Move over Marvel: The multiverse is disappointing viewers

By Julien Hajenius | Web Editor

Being born in the early 2000s, I have witnessed the growth of Marvel and how much our generation has been attached to it. From seeing the rise of “Iron Man” with Robert Downey Jr. to staying tuned for the finale ofAvengers: Endgame,” Marvel has reinvented the wheel by producing consistency in its movies.

These stories started out as imaginative and clever through the storytelling and the richness of the characters. For example, Captain America felt like a national hero even though Chris Evans never truly saved the world, and Loki’s evil qualities intrigued me about the power of mystery and deception.

However, just like everything, success doesn’t last forever — and we have seen a distaste in the community after “Avengers: Endgame.”

I remember the scale of attention to Endgame, and the seeming climax made it the second-highest grossing movie of all time.

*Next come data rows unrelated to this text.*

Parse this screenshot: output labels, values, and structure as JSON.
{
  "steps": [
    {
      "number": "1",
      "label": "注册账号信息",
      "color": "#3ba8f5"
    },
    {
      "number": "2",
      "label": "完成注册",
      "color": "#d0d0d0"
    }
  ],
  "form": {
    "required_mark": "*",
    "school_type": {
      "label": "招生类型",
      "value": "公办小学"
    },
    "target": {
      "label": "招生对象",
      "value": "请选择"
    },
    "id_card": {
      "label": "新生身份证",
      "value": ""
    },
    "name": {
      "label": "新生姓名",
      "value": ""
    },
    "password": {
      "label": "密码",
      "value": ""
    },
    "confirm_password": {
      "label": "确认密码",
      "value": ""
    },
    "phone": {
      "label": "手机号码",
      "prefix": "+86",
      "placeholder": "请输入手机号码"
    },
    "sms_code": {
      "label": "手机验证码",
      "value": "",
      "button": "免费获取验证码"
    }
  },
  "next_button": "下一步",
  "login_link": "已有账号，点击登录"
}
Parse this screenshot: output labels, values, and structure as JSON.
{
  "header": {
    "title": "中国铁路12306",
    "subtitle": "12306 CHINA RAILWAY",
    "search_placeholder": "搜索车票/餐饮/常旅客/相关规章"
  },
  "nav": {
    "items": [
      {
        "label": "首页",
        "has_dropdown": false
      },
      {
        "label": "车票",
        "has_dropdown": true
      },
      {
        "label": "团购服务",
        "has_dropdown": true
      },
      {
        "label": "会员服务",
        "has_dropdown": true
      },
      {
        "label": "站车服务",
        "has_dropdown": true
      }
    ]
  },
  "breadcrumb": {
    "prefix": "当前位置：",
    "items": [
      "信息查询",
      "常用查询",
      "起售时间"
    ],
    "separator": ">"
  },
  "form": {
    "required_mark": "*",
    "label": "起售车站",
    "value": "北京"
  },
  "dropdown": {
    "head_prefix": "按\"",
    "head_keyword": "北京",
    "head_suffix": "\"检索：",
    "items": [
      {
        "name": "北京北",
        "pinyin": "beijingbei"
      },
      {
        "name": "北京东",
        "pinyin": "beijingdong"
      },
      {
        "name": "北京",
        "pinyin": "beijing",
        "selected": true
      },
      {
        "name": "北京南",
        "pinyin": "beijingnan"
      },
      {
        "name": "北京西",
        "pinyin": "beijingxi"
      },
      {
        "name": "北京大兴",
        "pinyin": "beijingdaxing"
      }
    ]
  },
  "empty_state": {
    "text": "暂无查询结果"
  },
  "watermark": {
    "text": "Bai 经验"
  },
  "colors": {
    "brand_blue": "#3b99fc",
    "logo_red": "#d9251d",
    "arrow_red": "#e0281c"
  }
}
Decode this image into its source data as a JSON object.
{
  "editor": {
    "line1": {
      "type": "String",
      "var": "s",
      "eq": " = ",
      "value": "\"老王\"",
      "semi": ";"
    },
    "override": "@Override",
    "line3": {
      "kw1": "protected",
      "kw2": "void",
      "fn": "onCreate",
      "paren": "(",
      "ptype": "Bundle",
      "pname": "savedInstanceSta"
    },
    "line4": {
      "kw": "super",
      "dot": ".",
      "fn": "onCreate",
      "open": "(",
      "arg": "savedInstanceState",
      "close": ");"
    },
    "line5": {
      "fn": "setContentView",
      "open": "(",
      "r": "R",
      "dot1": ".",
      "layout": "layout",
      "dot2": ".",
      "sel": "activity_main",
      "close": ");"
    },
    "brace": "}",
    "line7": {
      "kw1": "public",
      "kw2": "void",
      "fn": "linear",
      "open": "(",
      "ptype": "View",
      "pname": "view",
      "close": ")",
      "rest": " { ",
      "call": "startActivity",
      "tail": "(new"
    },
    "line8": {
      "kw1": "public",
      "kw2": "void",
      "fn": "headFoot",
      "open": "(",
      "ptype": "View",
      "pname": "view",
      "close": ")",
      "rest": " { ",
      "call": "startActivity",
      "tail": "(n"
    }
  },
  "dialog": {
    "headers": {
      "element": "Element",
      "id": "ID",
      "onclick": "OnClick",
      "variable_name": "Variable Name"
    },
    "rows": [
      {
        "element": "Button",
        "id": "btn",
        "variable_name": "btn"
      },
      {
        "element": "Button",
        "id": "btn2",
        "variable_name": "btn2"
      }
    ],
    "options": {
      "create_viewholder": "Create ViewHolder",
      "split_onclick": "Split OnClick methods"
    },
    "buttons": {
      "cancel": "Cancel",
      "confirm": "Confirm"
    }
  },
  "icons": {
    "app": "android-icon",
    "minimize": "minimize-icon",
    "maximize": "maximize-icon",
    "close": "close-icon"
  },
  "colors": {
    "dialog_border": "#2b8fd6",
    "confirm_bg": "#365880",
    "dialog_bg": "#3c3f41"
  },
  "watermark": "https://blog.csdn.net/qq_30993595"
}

Marvel produced 21 movies before Endgame, with two to three movies per year since 2007. It became a staple of the 2010s as the Marvel universe expanded through new characters and sequels, but it preserved its consistency. Once Endgame was released, fans felt satisfied, as the journey seemed to be coming to a close. That is why, when new films were released afterward, the same recipe for gaining popularity and interest wasn’t there. Marvel reached a climax with its universe, and saving the world again wasn’t as entertaining to viewers.

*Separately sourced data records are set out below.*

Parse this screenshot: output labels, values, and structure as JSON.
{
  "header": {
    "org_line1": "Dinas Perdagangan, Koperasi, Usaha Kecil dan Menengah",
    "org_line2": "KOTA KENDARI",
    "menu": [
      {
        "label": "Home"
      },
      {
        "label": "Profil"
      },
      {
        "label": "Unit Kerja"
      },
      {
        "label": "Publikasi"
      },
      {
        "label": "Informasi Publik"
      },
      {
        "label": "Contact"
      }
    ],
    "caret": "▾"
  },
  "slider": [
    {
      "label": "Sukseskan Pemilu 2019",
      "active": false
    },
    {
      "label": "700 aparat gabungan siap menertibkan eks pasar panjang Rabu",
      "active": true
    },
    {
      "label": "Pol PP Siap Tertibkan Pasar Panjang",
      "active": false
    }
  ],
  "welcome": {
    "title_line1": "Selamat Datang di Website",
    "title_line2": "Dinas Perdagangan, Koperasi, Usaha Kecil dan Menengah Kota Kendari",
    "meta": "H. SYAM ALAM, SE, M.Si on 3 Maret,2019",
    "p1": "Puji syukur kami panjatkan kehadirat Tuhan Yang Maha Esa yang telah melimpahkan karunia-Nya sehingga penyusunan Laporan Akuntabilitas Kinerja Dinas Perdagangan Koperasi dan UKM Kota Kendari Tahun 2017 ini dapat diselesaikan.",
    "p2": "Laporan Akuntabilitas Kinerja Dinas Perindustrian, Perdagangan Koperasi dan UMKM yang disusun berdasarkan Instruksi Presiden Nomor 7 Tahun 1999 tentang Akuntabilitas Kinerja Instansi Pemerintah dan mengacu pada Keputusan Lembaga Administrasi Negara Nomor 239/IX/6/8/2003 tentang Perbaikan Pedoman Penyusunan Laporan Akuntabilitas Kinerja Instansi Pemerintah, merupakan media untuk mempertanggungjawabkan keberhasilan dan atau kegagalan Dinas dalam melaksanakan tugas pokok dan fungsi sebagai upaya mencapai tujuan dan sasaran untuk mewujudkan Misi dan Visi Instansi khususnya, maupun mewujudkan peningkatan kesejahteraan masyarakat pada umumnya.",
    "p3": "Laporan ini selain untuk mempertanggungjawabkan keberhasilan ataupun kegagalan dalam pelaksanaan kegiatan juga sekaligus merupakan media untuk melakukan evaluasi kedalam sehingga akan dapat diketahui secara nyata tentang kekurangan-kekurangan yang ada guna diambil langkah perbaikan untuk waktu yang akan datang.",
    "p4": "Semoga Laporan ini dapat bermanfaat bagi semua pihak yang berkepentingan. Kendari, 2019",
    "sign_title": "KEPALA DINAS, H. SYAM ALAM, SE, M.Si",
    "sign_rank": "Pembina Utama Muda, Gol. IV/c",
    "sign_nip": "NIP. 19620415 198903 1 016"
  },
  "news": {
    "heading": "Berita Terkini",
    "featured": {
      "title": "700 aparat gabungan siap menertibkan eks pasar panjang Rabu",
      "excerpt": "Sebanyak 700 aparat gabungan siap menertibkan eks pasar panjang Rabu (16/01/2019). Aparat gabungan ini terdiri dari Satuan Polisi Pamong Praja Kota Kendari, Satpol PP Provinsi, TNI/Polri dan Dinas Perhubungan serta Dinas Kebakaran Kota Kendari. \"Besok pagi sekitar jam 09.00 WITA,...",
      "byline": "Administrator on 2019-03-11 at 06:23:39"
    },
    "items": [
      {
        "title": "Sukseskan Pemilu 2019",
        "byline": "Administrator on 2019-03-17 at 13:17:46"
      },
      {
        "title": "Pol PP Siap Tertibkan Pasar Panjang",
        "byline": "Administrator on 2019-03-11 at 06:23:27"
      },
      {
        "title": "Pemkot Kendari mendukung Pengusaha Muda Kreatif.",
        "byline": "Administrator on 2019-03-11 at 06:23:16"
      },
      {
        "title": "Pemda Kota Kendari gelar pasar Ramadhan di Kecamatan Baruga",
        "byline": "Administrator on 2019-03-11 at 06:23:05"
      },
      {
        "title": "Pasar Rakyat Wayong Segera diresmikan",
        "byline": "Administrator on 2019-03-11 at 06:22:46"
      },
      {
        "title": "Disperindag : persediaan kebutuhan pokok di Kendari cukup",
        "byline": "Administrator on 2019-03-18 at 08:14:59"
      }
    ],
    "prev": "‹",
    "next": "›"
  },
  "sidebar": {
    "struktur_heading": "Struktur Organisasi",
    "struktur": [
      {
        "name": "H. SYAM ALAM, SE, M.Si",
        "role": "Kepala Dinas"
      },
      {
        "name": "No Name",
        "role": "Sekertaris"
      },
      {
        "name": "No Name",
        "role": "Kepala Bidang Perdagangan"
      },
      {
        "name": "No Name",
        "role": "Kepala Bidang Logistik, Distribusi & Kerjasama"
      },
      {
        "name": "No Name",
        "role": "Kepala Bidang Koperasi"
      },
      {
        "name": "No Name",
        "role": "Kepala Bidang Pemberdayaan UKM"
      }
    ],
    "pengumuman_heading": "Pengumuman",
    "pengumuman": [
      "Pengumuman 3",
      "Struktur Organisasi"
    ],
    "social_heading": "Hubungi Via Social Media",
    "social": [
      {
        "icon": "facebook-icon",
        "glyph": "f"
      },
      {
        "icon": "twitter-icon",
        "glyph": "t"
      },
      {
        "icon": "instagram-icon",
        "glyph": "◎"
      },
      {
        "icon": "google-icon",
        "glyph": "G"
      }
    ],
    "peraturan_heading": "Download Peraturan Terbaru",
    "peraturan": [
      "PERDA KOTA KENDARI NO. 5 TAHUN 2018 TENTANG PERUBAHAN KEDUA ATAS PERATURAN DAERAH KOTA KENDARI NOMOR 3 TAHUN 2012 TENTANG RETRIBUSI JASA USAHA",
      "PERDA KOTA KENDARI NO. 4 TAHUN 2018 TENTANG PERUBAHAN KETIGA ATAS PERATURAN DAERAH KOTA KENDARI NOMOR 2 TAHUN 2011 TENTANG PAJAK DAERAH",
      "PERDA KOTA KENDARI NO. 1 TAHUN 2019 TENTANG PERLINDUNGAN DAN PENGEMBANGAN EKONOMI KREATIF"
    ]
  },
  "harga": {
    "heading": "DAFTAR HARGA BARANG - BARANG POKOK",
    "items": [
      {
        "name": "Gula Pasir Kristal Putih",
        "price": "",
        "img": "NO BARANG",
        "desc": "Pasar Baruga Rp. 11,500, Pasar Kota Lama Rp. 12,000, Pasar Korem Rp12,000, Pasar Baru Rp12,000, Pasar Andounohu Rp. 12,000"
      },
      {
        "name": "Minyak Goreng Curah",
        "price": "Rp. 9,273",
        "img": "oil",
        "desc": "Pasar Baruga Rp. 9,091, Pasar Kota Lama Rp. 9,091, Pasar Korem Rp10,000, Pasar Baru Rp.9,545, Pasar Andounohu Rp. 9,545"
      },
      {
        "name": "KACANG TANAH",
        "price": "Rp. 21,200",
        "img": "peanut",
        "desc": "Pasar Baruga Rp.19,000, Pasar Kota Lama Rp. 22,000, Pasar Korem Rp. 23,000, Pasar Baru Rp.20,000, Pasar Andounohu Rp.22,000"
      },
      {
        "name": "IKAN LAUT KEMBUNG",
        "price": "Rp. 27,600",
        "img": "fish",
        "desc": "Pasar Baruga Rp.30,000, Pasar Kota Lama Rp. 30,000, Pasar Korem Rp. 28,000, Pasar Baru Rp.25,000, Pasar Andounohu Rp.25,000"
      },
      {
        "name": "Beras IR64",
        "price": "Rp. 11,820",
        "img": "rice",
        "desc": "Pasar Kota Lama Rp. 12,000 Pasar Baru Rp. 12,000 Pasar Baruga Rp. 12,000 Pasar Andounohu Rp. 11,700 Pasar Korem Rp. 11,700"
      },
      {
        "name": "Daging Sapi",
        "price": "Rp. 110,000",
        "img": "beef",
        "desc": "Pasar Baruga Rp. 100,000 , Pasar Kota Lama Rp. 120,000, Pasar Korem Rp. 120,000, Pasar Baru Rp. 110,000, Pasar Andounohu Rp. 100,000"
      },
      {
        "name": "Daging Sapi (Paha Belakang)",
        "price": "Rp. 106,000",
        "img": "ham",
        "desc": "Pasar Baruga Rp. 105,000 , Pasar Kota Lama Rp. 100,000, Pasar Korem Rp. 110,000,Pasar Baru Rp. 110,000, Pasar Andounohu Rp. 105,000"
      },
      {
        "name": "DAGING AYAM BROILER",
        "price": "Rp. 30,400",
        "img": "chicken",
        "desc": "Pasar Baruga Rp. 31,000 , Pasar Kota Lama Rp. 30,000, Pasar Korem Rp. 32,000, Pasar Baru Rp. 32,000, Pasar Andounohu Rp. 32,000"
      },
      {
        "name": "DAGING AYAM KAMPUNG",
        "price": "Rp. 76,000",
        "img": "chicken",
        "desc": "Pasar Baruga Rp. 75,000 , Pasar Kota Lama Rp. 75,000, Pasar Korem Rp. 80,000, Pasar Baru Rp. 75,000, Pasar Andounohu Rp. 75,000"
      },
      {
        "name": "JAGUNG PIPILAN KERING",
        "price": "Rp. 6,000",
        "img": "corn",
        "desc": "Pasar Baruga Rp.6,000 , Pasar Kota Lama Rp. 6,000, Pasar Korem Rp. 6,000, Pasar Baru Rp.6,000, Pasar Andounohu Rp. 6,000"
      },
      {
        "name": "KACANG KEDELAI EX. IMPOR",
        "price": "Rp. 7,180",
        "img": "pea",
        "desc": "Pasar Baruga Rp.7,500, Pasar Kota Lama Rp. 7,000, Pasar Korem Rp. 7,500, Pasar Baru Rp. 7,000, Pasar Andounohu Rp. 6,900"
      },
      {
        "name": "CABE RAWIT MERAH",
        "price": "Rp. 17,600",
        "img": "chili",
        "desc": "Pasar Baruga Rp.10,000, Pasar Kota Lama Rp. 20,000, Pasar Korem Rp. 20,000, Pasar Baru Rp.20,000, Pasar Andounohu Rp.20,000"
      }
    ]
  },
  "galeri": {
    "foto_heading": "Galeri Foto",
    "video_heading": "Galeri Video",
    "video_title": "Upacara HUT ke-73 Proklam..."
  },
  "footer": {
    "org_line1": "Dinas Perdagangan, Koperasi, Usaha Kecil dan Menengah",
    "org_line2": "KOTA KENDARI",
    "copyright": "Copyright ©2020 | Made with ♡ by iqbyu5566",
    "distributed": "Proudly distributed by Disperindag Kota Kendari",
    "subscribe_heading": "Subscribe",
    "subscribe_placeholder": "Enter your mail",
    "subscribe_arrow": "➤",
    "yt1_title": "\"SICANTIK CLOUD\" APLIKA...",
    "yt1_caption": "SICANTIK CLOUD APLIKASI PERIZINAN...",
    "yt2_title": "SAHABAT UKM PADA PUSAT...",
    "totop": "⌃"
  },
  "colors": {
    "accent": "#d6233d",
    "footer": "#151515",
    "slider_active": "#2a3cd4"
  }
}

Marvel incorporated the multiverse after Endgame, but the extension only made fans seem angry. The multiverse created a realm of possibility where anything can exist at any time, which killed the original stakes that made the previous movies great. I felt as if everything was meaningless, and I couldn’t find enjoyment in the stale storytelling in the new movies.

As Marvel is losing dominance with viewers, I think it’s a good thing that there is more variety in the most popular films in Hollywood. Last summer, “Barbie” and “Oppenheimer” were released on the same day — a great day for people who love movies. “Barbie” tells a story of feminism and the strength of being a woman, whereas “Oppenheimer” shows a historical narrative of humanity’s most catastrophic event. These films reflect current culture and society, and their diversity means they can relate to a certain demographic or person better than a movie that is meant to be enjoyed by everybody.

The consumer’s appetite for originality in films has never been more pronounced. While Marvel movies consistently draw large audiences and generate significant profit, the demand for more diverse and intellectually stimulating content is noticeable, which explains why Marvel movies have been less appealing. Audiences yearn for narratives that defy genre expectations and offer thought-provoking insights into what is relevant in the current day. By shifting focus away from a formulaic model, Hollywood can tap into this hunger for creativity and produce films that captivate and inspire audiences in new ways. Movies such as “Everything Everywhere All at Once,” “Us” and “La La Land” fit this description, where they have seen success through originality.

However, this doesn’t mean superhero films are going out of date. Sony recently produced “Spider-Man: Into the Spider-Verse,” which placed an emphasis on stylistic animation and music. Despite telling a story that has been recycled repeatedly, the use of animation made the movie intriguing and refreshing. Viewers were blown away by the capabilities of animation, with its vibrant visuals and dynamic storytelling setting a new standard for the genre. “Spider-Man: Into the Spider-Verse” proves there is still room for innovation and creativity within the superhero genre to captivate audiences in new ways.